British Museum collections, £12.99
Height: 8.000 inches
Turner Bequest Excavations
GR 1897.4-1.1087 (Terracotta A11)
Room 72: Ancient Cyprus
Terracotta figurine of a woman with a child
From Tomb 67 at Enkomi, Cyprus, 1450-1200 BC
Many female figurines of this type have been found throughout the island of Cyprus. They characteristically have wide hips tapering to small, pointed feet, thin arms holding a baby and very large pierced ears, in which earrings, also of clay, are sometimes preserved. The figures are hollow, and therefore light. Their faces are formed by pinching, giving a bird-like effect. Details, such as eyes, are added using pellets of clay, while incisions decorate the neck and exaggerated pubic triangle.
The style of such figures owes something to Syrian prototypes, but they seem to have been produced to the same pattern at many places in Cyprus, and are so numerous that the term mass-production may be appropriate. Most examples of known provenance come from tombs.

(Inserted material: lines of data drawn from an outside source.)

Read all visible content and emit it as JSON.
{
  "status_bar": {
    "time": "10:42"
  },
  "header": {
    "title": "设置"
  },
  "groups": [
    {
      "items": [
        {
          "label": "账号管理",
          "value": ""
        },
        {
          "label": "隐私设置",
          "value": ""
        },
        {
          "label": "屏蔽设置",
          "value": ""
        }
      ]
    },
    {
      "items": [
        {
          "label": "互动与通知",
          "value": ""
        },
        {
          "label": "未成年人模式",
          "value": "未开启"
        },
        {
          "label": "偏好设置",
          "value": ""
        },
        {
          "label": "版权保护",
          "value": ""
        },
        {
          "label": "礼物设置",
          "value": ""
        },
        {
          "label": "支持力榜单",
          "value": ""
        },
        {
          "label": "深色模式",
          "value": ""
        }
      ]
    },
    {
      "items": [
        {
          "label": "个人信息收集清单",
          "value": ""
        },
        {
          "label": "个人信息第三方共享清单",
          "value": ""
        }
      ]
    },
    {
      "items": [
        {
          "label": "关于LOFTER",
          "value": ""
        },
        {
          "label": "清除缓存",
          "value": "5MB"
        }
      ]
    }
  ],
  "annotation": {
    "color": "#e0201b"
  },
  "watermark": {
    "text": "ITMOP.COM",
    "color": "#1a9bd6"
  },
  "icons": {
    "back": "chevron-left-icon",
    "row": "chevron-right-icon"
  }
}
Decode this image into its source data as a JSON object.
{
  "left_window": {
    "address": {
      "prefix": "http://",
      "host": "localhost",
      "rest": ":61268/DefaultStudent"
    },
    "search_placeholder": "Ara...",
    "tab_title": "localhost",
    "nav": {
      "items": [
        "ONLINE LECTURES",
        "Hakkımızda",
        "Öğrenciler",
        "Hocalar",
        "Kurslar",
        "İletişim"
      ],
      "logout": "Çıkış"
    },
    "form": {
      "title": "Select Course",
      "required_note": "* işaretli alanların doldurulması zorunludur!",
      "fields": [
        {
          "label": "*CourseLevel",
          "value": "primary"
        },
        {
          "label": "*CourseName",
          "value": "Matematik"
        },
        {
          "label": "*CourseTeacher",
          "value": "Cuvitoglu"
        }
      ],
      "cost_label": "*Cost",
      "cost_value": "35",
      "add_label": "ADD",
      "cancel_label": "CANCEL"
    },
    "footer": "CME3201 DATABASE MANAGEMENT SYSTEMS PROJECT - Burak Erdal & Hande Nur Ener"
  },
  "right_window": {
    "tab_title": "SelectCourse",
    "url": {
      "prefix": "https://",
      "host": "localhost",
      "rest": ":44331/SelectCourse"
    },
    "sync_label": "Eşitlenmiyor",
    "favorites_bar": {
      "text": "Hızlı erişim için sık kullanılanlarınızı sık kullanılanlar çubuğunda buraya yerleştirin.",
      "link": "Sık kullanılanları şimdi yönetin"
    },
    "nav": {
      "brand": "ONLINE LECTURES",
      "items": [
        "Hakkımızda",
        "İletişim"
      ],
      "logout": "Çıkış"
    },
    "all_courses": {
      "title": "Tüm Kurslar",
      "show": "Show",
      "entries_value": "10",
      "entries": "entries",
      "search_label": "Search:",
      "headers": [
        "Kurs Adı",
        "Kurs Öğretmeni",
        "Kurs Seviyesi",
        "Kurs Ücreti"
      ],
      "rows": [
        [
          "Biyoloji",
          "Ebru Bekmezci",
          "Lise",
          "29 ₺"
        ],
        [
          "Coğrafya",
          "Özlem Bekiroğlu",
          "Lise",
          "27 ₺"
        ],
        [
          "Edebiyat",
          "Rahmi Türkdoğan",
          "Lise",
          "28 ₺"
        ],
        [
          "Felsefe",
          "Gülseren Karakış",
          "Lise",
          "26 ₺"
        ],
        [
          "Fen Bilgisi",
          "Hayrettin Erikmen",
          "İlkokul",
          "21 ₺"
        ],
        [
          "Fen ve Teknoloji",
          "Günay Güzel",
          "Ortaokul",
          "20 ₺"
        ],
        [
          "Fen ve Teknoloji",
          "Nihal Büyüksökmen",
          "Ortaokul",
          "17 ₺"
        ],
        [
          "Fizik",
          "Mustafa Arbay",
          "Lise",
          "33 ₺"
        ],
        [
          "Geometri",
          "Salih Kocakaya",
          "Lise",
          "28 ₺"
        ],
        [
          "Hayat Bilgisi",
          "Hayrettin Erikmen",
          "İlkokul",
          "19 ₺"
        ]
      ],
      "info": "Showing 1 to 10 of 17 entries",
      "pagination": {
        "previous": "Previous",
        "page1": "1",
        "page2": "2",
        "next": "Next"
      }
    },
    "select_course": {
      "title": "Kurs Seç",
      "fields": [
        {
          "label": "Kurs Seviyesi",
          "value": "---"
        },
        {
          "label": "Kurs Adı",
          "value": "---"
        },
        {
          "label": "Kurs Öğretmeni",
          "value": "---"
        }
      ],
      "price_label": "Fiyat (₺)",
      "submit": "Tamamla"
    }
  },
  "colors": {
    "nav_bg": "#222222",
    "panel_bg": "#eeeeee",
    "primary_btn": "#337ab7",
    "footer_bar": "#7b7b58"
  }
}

The figurines may represent a female deity with a child, or they could have been felt to represent ordinary women, possibly their owners and perhaps the occupants of the tombs where they were found. In either case both the exaggerated sexual characteristics and the presence of the babies emphasize female fertility, and the figures may have acted as fertility charms.